### TASK PROMPT
The output must reproduce each line of the data word for word.

________________

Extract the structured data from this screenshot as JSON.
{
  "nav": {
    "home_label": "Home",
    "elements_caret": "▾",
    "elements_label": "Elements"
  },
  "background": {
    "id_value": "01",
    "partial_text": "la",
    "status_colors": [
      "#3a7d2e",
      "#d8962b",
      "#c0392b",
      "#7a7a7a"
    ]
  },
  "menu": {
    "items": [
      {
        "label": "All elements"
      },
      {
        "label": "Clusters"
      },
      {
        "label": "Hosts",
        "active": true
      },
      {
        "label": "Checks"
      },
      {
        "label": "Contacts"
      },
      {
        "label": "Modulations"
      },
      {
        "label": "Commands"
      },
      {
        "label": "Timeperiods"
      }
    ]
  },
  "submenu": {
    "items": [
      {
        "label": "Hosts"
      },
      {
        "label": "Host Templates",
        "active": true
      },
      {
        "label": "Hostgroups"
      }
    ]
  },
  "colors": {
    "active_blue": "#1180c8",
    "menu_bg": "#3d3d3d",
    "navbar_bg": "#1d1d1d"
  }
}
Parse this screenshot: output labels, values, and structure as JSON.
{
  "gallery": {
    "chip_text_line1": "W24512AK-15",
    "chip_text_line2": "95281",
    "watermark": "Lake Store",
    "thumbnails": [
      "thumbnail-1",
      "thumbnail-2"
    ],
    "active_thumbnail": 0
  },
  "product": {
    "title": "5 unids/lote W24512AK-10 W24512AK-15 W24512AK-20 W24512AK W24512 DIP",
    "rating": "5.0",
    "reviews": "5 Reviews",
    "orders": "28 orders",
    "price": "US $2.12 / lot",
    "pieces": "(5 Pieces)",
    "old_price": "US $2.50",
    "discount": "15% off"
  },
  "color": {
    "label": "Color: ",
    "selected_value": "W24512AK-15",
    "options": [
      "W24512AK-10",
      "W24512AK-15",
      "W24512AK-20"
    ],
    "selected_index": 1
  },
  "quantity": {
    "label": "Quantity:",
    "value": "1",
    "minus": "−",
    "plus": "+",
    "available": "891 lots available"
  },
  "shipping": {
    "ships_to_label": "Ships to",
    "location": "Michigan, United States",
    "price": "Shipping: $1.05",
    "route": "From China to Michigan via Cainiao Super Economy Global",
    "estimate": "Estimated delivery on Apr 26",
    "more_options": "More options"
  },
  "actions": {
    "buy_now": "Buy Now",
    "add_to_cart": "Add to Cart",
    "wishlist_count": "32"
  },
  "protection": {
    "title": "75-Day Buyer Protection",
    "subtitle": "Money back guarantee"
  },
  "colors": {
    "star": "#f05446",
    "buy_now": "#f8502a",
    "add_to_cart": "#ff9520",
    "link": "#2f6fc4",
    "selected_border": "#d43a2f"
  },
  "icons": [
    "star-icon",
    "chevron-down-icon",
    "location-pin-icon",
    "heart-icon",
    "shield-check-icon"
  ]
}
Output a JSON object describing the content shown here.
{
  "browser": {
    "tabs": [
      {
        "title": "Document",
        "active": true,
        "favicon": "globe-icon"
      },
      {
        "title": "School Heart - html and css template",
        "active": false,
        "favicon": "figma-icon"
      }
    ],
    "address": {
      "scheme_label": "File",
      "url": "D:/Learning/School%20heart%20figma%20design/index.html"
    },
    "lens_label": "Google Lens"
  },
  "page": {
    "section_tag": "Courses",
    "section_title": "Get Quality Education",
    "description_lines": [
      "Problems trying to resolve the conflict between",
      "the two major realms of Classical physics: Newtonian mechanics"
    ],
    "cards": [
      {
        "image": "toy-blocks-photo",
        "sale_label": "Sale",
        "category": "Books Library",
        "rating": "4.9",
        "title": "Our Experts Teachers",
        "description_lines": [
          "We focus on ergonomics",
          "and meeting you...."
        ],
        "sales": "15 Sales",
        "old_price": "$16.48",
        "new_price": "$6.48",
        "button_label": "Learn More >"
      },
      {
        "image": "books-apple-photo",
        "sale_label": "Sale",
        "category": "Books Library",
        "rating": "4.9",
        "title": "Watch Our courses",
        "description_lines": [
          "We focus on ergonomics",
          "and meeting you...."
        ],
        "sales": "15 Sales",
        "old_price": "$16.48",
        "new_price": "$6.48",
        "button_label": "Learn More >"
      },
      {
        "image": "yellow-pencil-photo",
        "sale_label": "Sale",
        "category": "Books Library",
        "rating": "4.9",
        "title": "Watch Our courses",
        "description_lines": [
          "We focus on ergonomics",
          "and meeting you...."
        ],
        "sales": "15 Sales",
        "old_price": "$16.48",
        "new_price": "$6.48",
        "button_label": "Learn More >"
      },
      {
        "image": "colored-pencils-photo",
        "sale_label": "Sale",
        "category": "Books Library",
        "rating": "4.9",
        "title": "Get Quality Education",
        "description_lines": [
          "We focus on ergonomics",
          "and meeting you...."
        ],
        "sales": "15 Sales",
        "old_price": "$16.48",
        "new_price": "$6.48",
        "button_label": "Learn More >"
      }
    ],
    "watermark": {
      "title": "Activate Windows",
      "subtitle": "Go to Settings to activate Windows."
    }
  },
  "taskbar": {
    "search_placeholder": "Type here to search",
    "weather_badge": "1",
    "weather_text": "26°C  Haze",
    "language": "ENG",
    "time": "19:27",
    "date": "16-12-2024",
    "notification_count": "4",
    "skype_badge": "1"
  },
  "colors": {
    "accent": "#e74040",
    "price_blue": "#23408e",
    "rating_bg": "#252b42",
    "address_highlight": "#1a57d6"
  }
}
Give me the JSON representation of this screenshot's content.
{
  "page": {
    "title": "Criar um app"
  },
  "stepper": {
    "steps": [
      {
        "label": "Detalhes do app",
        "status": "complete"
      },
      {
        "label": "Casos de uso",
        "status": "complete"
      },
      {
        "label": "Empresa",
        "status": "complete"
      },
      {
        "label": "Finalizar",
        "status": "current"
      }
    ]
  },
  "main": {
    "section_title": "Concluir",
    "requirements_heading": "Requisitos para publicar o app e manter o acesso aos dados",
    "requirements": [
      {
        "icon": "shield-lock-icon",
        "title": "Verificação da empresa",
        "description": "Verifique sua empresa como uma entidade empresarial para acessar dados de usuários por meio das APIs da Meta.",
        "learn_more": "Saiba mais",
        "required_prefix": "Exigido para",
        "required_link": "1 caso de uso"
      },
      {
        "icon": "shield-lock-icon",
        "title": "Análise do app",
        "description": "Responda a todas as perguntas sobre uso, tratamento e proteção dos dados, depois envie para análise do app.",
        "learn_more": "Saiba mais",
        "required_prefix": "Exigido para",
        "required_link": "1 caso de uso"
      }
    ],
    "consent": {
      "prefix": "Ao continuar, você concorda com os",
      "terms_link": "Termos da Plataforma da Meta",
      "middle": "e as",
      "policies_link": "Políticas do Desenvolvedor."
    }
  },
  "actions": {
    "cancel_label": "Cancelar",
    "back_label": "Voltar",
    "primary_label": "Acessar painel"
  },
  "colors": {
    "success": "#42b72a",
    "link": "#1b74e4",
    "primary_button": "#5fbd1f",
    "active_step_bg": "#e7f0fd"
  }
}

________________

### ANSWER BOX
Extract the structured data from this screenshot as JSON.
{
  "nav": {
    "home_label": "Home",
    "elements_caret": "▾",
    "elements_label": "Elements"
  },
  "background": {
    "id_value": "01",
    "partial_text": "la",
    "status_colors": [
      "#3a7d2e",
      "#d8962b",
      "#c0392b",
      "#7a7a7a"
    ]
  },
  "menu": {
    "items": [
      {
        "label": "All elements"
      },
      {
        "label": "Clusters"
      },
      {
        "label": "Hosts",
        "active": true
      },
      {
        "label": "Checks"
      },
      {
        "label": "Contacts"
      },
      {
        "label": "Modulations"
      },
      {
        "label": "Commands"
      },
      {
        "label": "Timeperiods"
      }
    ]
  },
  "submenu": {
    "items": [
      {
        "label": "Hosts"
      },
      {
        "label": "Host Templates",
        "active": true
      },
      {
        "label": "Hostgroups"
      }
    ]
  },
  "colors": {
    "active_blue": "#1180c8",
    "menu_bg": "#3d3d3d",
    "navbar_bg": "#1d1d1d"
  }
}
Parse this screenshot: output labels, values, and structure as JSON.
{
  "gallery": {
    "chip_text_line1": "W24512AK-15",
    "chip_text_line2": "95281",
    "watermark": "Lake Store",
    "thumbnails": [
      "thumbnail-1",
      "thumbnail-2"
    ],
    "active_thumbnail": 0
  },
  "product": {
    "title": "5 unids/lote W24512AK-10 W24512AK-15 W24512AK-20 W24512AK W24512 DIP",
    "rating": "5.0",
    "reviews": "5 Reviews",
    "orders": "28 orders",
    "price": "US $2.12 / lot",
    "pieces": "(5 Pieces)",
    "old_price": "US $2.50",
    "discount": "15% off"
  },
  "color": {
    "label": "Color: ",
    "selected_value": "W24512AK-15",
    "options": [
      "W24512AK-10",
      "W24512AK-15",
      "W24512AK-20"
    ],
    "selected_index": 1
  },
  "quantity": {
    "label": "Quantity:",
    "value": "1",
    "minus": "−",
    "plus": "+",
    "available": "891 lots available"
  },
  "shipping": {
    "ships_to_label": "Ships to",
    "location": "Michigan, United States",
    "price": "Shipping: $1.05",
    "route": "From China to Michigan via Cainiao Super Economy Global",
    "estimate": "Estimated delivery on Apr 26",
    "more_options": "More options"
  },
  "actions": {
    "buy_now": "Buy Now",
    "add_to_cart": "Add to Cart",
    "wishlist_count": "32"
  },
  "protection": {
    "title": "75-Day Buyer Protection",
    "subtitle": "Money back guarantee"
  },
  "colors": {
    "star": "#f05446",
    "buy_now": "#f8502a",
    "add_to_cart": "#ff9520",
    "link": "#2f6fc4",
    "selected_border": "#d43a2f"
  },
  "icons": [
    "star-icon",
    "chevron-down-icon",
    "location-pin-icon",
    "heart-icon",
    "shield-check-icon"
  ]
}
Output a JSON object describing the content shown here.
{
  "browser": {
    "tabs": [
      {
        "title": "Document",
        "active": true,
        "favicon": "globe-icon"
      },
      {
        "title": "School Heart - html and css template",
        "active": false,
        "favicon": "figma-icon"
      }
    ],
    "address": {
      "scheme_label": "File",
      "url": "D:/Learning/School%20heart%20figma%20design/index.html"
    },
    "lens_label": "Google Lens"
  },
  "page": {
    "section_tag": "Courses",
    "section_title": "Get Quality Education",
    "description_lines": [
      "Problems trying to resolve the conflict between",
      "the two major realms of Classical physics: Newtonian mechanics"
    ],
    "cards": [
      {
        "image": "toy-blocks-photo",
        "sale_label": "Sale",
        "category": "Books Library",
        "rating": "4.9",
        "title": "Our Experts Teachers",
        "description_lines": [
          "We focus on ergonomics",
          "and meeting you...."
        ],
        "sales": "15 Sales",
        "old_price": "$16.48",
        "new_price": "$6.48",
        "button_label": "Learn More >"
      },
      {
        "image": "books-apple-photo",
        "sale_label": "Sale",
        "category": "Books Library",
        "rating": "4.9",
        "title": "Watch Our courses",
        "description_lines": [
          "We focus on ergonomics",
          "and meeting you...."
        ],
        "sales": "15 Sales",
        "old_price": "$16.48",
        "new_price": "$6.48",
        "button_label": "Learn More >"
      },
      {
        "image": "yellow-pencil-photo",
        "sale_label": "Sale",
        "category": "Books Library",
        "rating": "4.9",
        "title": "Watch Our courses",
        "description_lines": [
          "We focus on ergonomics",
          "and meeting you...."
        ],
        "sales": "15 Sales",
        "old_price": "$16.48",
        "new_price": "$6.48",
        "button_label": "Learn More >"
      },
      {
        "image": "colored-pencils-photo",
        "sale_label": "Sale",
        "category": "Books Library",
        "rating": "4.9",
        "title": "Get Quality Education",
        "description_lines": [
          "We focus on ergonomics",
          "and meeting you...."
        ],
        "sales": "15 Sales",
        "old_price": "$16.48",
        "new_price": "$6.48",
        "button_label": "Learn More >"
      }
    ],
    "watermark": {
      "title": "Activate Windows",
      "subtitle": "Go to Settings to activate Windows."
    }
  },
  "taskbar": {
    "search_placeholder": "Type here to search",
    "weather_badge": "1",
    "weather_text": "26°C  Haze",
    "language": "ENG",
    "time": "19:27",
    "date": "16-12-2024",
    "notification_count": "4",
    "skype_badge": "1"
  },
  "colors": {
    "accent": "#e74040",
    "price_blue": "#23408e",
    "rating_bg": "#252b42",
    "address_highlight": "#1a57d6"
  }
}
Give me the JSON representation of this screenshot's content.
{
  "page": {
    "title": "Criar um app"
  },
  "stepper": {
    "steps": [
      {
        "label": "Detalhes do app",
        "status": "complete"
      },
      {
        "label": "Casos de uso",
        "status": "complete"
      },
      {
        "label": "Empresa",
        "status": "complete"
      },
      {
        "label": "Finalizar",
        "status": "current"
      }
    ]
  },
  "main": {
    "section_title": "Concluir",
    "requirements_heading": "Requisitos para publicar o app e manter o acesso aos dados",
    "requirements": [
      {
        "icon": "shield-lock-icon",
        "title": "Verificação da empresa",
        "description": "Verifique sua empresa como uma entidade empresarial para acessar dados de usuários por meio das APIs da Meta.",
        "learn_more": "Saiba mais",
        "required_prefix": "Exigido para",
        "required_link": "1 caso de uso"
      },
      {
        "icon": "shield-lock-icon",
        "title": "Análise do app",
        "description": "Responda a todas as perguntas sobre uso, tratamento e proteção dos dados, depois envie para análise do app.",
        "learn_more": "Saiba mais",
        "required_prefix": "Exigido para",
        "required_link": "1 caso de uso"
      }
    ],
    "consent": {
      "prefix": "Ao continuar, você concorda com os",
      "terms_link": "Termos da Plataforma da Meta",
      "middle": "e as",
      "policies_link": "Políticas do Desenvolvedor."
    }
  },
  "actions": {
    "cancel_label": "Cancelar",
    "back_label": "Voltar",
    "primary_label": "Acessar painel"
  },
  "colors": {
    "success": "#42b72a",
    "link": "#1b74e4",
    "primary_button": "#5fbd1f",
    "active_step_bg": "#e7f0fd"
  }
}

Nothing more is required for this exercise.